In a recent Q&A with Authority Magazine writer Christine D. Warner, I discuss the lack of expertise when it comes to minimally invasive GYN surgery as well as the potentially adverse outcomes women may face as they seek to heal from complex GYN conditions.
In the U.S., the OBGYN generalist is the patient’s “go to” source for GYN surgery. Patients build a “bond of trust” with their OB, and when surgery is needed, that trust translates into the same OB performing surgery. But is that OB really a surgical expert, and one that can provide the best possible care?
During my residency training, this problem became clear. Many of the OBGYNs responsible for training me were having difficulty. If a bladder was inadvertently injured — call the Urologist. The bowel was “stuck” to the uterus — call the General Surgeon.

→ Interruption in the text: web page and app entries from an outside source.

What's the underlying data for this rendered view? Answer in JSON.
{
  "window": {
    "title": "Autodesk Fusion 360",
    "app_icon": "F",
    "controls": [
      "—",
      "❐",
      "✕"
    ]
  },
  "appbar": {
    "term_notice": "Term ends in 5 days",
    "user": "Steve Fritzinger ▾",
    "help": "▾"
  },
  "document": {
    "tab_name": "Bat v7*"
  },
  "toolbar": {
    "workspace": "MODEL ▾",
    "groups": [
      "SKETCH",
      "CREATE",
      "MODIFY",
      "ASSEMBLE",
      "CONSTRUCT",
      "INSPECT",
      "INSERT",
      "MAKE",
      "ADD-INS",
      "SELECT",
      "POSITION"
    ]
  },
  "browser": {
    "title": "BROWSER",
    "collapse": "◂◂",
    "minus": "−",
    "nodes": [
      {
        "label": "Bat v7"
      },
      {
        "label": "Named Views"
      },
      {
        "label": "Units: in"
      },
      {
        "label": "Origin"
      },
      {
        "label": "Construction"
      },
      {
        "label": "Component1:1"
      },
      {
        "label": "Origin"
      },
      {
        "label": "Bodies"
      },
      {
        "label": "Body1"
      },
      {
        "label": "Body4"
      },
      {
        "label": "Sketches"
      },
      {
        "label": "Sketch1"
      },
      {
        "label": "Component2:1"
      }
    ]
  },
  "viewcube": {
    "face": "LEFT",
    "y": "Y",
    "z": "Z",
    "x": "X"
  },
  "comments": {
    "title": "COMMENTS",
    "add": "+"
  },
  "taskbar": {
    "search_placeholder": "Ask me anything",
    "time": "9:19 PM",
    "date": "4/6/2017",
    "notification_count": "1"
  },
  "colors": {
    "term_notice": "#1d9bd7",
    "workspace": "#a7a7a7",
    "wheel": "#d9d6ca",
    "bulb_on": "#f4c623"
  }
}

The patient had large fibroids and was bleeding during a myomectomy, or there was extensive Endometriosis making every pelvic organ including the uterus, tubes and ovaries adherent to each other — call the GYN Oncologist. It was obvious that the GYN Oncologist was indeed the OBGYN’s surgeon, and was often “on call” for difficult cases that the OBGYN could not handle. As I began to see GYN Oncologists at work, I realized I had no choice but to try and become one of them. I focused the remainder of my residency on surgery as much as I could, and moved on toward a fellowship program in GYN Oncology.
Read the full Q&A with Medium Magazine author Christine D. Warner: The Future of Healthcare: “A New Way to Perform Laparoscopic Surgery” with Dr. Paul MacKoul”
Advanced laparoscopic procedures provided by CIGC Co-founders Dr. Natalya Danilyants and Dr. Paul MacKoul, help women recover faster after GYN surgery, with less pain. To schedule an evaluation, give us a call at 888-SURGERY or reach out online. Patient testimonials are available on the CIGC website, and on doctor review sites: Natalya Danilyants, MD Reviews | Paul MacKoul, MD Reviews.